In 2017, the world became swept up in a movement against sexual harassment. #Metoo encouraged people to share their stories and speak out, empowering women—and men—across the globe. Over a year later, the movement is still thriving, but now people are demanding accountability from corporations in addition to celebrities.
On Tuesday May 21, the Time’s Up legal fund, the Fight for $15 movement, and the American Civil Liberties Union announced they would be partnering to assist 25 women who are filing charges against McDonald’s. 20 of these were filed with the Equal Opportunity Employment Commision, 3 were civil rights lawsuits, and 2 stem from previous charges.
After the announcement, employees protested outside in Chicago wearing red rain ponchos and holding signs that said, “McDonald’s: #MeToo” and “No More Sexual Harassment,” as they chanted, “Hey McDonald’s, we’re not loving it.”
The McDonald’s corporation is denying responsibility for the harassment.
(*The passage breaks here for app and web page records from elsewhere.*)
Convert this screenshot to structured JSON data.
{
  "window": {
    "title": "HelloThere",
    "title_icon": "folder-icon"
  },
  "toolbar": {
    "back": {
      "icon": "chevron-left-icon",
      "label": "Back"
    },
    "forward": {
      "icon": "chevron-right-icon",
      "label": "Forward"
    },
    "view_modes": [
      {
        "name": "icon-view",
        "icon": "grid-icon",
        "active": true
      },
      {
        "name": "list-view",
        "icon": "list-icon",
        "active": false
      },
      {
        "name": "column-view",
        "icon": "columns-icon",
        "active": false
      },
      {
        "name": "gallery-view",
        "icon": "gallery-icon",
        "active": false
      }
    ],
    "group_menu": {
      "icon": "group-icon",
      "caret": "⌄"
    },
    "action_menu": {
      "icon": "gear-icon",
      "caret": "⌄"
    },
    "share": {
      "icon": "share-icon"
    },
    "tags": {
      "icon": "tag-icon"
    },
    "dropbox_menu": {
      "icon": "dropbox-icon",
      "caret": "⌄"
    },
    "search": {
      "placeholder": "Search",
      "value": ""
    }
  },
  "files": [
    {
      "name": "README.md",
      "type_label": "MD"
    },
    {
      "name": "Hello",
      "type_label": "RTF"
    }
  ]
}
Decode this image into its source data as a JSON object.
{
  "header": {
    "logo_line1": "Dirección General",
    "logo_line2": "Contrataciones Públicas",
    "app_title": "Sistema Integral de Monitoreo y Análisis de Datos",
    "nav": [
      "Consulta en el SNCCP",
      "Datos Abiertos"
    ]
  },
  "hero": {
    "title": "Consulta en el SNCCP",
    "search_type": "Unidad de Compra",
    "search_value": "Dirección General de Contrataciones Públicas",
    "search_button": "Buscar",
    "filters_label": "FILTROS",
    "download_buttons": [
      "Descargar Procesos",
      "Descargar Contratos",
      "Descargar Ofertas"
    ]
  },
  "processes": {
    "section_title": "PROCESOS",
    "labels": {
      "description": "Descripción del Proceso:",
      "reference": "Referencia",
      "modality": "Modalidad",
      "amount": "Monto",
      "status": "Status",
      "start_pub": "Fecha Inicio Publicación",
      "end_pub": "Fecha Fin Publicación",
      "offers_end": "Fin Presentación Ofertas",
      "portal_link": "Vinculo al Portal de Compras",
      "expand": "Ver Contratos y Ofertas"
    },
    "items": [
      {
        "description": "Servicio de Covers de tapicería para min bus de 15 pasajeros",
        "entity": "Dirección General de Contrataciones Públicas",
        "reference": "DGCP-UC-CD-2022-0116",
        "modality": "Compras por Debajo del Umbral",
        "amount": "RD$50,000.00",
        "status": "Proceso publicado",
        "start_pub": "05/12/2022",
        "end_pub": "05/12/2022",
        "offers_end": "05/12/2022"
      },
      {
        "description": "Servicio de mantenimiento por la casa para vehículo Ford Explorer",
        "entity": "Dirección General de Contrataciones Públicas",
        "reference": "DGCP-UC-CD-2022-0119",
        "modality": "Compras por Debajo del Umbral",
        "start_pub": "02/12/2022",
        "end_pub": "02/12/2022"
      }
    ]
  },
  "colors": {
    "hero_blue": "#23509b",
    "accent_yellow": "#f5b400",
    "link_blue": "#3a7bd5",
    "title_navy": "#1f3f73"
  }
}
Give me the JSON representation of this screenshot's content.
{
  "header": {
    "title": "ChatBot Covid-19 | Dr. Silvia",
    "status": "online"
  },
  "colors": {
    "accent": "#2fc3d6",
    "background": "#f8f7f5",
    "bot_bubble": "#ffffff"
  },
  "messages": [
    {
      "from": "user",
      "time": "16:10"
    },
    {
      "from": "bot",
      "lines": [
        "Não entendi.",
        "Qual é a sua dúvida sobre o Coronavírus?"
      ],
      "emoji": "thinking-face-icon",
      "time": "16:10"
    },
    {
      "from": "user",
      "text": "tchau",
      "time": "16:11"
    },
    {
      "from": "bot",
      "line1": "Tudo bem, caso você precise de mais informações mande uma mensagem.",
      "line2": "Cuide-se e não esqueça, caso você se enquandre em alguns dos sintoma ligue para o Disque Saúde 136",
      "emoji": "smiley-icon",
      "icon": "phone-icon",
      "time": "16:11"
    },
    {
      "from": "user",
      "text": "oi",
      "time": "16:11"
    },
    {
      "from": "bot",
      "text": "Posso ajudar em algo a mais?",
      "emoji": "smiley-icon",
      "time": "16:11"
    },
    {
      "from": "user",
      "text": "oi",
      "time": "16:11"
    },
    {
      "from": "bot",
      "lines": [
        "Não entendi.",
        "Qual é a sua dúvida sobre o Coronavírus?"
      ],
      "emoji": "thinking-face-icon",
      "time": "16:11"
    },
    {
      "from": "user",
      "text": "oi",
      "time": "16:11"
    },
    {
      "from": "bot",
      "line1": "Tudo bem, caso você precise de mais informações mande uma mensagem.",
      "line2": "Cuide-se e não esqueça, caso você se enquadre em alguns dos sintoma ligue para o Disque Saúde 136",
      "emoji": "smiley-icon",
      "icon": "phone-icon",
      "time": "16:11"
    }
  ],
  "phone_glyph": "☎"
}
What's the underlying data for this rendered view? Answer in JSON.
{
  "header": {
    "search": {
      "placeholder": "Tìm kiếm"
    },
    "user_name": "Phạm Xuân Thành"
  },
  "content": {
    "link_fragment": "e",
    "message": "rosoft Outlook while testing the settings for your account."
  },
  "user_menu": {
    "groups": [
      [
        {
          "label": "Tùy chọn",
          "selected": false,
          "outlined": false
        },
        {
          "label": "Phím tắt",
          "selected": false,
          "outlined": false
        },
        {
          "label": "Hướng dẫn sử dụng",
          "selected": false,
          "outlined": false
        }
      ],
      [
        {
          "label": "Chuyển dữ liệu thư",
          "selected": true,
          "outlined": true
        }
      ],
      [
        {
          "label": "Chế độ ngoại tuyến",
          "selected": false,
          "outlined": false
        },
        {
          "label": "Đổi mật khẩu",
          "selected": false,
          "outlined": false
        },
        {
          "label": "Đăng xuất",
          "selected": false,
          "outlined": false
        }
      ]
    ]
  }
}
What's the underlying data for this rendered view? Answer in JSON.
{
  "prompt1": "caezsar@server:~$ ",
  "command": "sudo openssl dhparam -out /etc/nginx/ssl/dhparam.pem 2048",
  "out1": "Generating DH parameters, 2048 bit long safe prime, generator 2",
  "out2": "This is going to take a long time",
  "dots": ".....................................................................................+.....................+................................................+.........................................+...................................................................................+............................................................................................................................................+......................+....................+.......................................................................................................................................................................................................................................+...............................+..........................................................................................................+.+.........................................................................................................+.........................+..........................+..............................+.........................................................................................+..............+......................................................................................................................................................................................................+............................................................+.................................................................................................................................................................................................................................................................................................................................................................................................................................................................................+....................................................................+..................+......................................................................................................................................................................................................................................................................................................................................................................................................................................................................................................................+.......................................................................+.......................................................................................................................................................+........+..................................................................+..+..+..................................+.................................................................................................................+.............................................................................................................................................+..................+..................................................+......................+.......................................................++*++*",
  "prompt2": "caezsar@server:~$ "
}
They have been claiming for years that, since most of the restaurants are franchises, the company can’t enforce policies and training, an unlikely sentiment coming from a corporation that dictates what kind of pickles each franchise uses and what pattern they put sauce in.
The McDonald’s CEO, Steve Easterbrook, says the company has been working to improve policies and incorporate training programs to address harassment, which they say over 90% of general managers and operators have taken. However, given that many claims of harassment took place during or after these changes, the effectiveness of McDonald’s strategies is debatable. It’s clear more needs to be done to uproot the deeply entrenched culture of misogyny and violence in these restaurants.
Employees and activists are demanding the company create a safe system for reporting sexual harassment cases, strengthen policies, mandate training, and create a committee of workers and representatives from corporate and franchises among other mechanisms to make McDonald’s a safer space.
In a capitalistic society, it is inevitable that wealth equals power. McDonald’s is such an economically strong company that this will be a test of how we react to and value human rights and women’s rights (particularly low wage, labor rights) and how corporate power plays into #MeToo.
This is not the first time allegations have come up against McDonald’s but is instead the third (and largest) wave of charges in the past few years. According to NPR, the recent allegations include “inappropriate touching, indecent exposure, lewd comments and requests for sex, as well as retaliation for reporting such conduct.”
In modern society, it is not uncommon for women to be punished for speaking out against powerful figures like managers. In fact, according to a study done by Hart Research, 40% of women in the fast food industry have faced harassment and 1 in 5 say they faced consequences such as having hours shortened, raises denied, or being fired.
The food industry has one of the highest rates of sexual harassment, and because the majority of women working these jobs have lower socio-economic status/influence, it becomes that much easier for us to turn our heads. However, if the people who gave so much attention to the mostly famous, wealthy harassment victims in the entertainment industry aren’t willing to do the same for low wage workers in the restaurant industry, then we have no business calling #MeToo a feminist movement.
The #MeToo movement was propelled by low income workers, those who have been ignored by society, courts, and consumers. Now, it is those same workers who are continuing the fight, putting their lives on the line, and demanding change. Let this serve as a warning to other restaurants and corporations that all women, regardless of power or wealth, will fight back. Time is up.